▶ RECORDS FOR THE EXERCISE
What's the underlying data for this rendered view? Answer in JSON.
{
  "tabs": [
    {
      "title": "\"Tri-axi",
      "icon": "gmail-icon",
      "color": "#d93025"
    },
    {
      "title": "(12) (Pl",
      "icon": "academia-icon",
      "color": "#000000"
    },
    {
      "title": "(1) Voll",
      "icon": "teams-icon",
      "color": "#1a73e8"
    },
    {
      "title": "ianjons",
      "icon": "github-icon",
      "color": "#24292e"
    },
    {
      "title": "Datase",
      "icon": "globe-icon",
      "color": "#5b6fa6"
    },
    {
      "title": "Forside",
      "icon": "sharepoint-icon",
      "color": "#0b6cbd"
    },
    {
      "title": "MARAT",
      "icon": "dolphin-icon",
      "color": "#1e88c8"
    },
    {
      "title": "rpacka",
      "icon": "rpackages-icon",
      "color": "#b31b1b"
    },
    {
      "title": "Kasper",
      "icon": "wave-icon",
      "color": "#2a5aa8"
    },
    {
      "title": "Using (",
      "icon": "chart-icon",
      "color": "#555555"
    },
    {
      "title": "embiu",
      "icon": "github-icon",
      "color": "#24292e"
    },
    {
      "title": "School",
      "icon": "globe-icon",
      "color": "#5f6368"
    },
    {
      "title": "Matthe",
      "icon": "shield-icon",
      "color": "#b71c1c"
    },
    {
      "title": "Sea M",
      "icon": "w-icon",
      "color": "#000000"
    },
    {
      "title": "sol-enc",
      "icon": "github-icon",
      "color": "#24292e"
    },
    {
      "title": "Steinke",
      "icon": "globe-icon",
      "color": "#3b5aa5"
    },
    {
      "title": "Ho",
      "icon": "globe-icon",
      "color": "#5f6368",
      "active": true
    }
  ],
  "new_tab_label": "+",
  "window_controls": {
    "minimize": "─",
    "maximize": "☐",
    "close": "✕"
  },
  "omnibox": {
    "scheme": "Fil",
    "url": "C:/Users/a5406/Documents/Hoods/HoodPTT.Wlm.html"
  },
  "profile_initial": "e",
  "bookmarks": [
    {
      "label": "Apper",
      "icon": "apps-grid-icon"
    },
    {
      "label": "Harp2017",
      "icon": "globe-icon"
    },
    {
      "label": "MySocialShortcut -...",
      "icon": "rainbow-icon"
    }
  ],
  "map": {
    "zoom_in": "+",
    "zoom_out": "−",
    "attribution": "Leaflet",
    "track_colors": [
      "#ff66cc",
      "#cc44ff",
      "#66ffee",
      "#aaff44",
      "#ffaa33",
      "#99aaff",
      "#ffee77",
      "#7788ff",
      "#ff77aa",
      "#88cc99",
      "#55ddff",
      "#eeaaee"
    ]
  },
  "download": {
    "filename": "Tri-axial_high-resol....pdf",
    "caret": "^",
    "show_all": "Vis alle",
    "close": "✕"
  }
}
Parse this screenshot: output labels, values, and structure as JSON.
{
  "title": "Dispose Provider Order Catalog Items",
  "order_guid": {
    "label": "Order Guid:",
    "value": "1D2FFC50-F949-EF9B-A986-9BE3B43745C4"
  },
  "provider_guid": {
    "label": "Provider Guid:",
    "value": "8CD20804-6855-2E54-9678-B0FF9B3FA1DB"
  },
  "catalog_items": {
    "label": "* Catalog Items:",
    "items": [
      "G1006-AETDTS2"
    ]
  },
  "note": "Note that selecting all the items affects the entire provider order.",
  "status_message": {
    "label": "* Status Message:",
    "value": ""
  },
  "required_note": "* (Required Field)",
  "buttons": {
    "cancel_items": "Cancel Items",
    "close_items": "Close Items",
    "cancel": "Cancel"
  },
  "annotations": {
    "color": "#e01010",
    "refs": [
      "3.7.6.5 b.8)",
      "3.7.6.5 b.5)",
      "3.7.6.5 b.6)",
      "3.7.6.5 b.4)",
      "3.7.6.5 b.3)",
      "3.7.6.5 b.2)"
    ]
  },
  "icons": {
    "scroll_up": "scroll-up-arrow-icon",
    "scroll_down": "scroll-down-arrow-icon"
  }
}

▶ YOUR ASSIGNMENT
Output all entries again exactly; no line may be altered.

▶ ANSWER FOR THE TASK
What's the underlying data for this rendered view? Answer in JSON.
{
  "tabs": [
    {
      "title": "\"Tri-axi",
      "icon": "gmail-icon",
      "color": "#d93025"
    },
    {
      "title": "(12) (Pl",
      "icon": "academia-icon",
      "color": "#000000"
    },
    {
      "title": "(1) Voll",
      "icon": "teams-icon",
      "color": "#1a73e8"
    },
    {
      "title": "ianjons",
      "icon": "github-icon",
      "color": "#24292e"
    },
    {
      "title": "Datase",
      "icon": "globe-icon",
      "color": "#5b6fa6"
    },
    {
      "title": "Forside",
      "icon": "sharepoint-icon",
      "color": "#0b6cbd"
    },
    {
      "title": "MARAT",
      "icon": "dolphin-icon",
      "color": "#1e88c8"
    },
    {
      "title": "rpacka",
      "icon": "rpackages-icon",
      "color": "#b31b1b"
    },
    {
      "title": "Kasper",
      "icon": "wave-icon",
      "color": "#2a5aa8"
    },
    {
      "title": "Using (",
      "icon": "chart-icon",
      "color": "#555555"
    },
    {
      "title": "embiu",
      "icon": "github-icon",
      "color": "#24292e"
    },
    {
      "title": "School",
      "icon": "globe-icon",
      "color": "#5f6368"
    },
    {
      "title": "Matthe",
      "icon": "shield-icon",
      "color": "#b71c1c"
    },
    {
      "title": "Sea M",
      "icon": "w-icon",
      "color": "#000000"
    },
    {
      "title": "sol-enc",
      "icon": "github-icon",
      "color": "#24292e"
    },
    {
      "title": "Steinke",
      "icon": "globe-icon",
      "color": "#3b5aa5"
    },
    {
      "title": "Ho",
      "icon": "globe-icon",
      "color": "#5f6368",
      "active": true
    }
  ],
  "new_tab_label": "+",
  "window_controls": {
    "minimize": "─",
    "maximize": "☐",
    "close": "✕"
  },
  "omnibox": {
    "scheme": "Fil",
    "url": "C:/Users/a5406/Documents/Hoods/HoodPTT.Wlm.html"
  },
  "profile_initial": "e",
  "bookmarks": [
    {
      "label": "Apper",
      "icon": "apps-grid-icon"
    },
    {
      "label": "Harp2017",
      "icon": "globe-icon"
    },
    {
      "label": "MySocialShortcut -...",
      "icon": "rainbow-icon"
    }
  ],
  "map": {
    "zoom_in": "+",
    "zoom_out": "−",
    "attribution": "Leaflet",
    "track_colors": [
      "#ff66cc",
      "#cc44ff",
      "#66ffee",
      "#aaff44",
      "#ffaa33",
      "#99aaff",
      "#ffee77",
      "#7788ff",
      "#ff77aa",
      "#88cc99",
      "#55ddff",
      "#eeaaee"
    ]
  },
  "download": {
    "filename": "Tri-axial_high-resol....pdf",
    "caret": "^",
    "show_all": "Vis alle",
    "close": "✕"
  }
}
Parse this screenshot: output labels, values, and structure as JSON.
{
  "title": "Dispose Provider Order Catalog Items",
  "order_guid": {
    "label": "Order Guid:",
    "value": "1D2FFC50-F949-EF9B-A986-9BE3B43745C4"
  },
  "provider_guid": {
    "label": "Provider Guid:",
    "value": "8CD20804-6855-2E54-9678-B0FF9B3FA1DB"
  },
  "catalog_items": {
    "label": "* Catalog Items:",
    "items": [
      "G1006-AETDTS2"
    ]
  },
  "note": "Note that selecting all the items affects the entire provider order.",
  "status_message": {
    "label": "* Status Message:",
    "value": ""
  },
  "required_note": "* (Required Field)",
  "buttons": {
    "cancel_items": "Cancel Items",
    "close_items": "Close Items",
    "cancel": "Cancel"
  },
  "annotations": {
    "color": "#e01010",
    "refs": [
      "3.7.6.5 b.8)",
      "3.7.6.5 b.5)",
      "3.7.6.5 b.6)",
      "3.7.6.5 b.4)",
      "3.7.6.5 b.3)",
      "3.7.6.5 b.2)"
    ]
  },
  "icons": {
    "scroll_up": "scroll-up-arrow-icon",
    "scroll_down": "scroll-down-arrow-icon"
  }
}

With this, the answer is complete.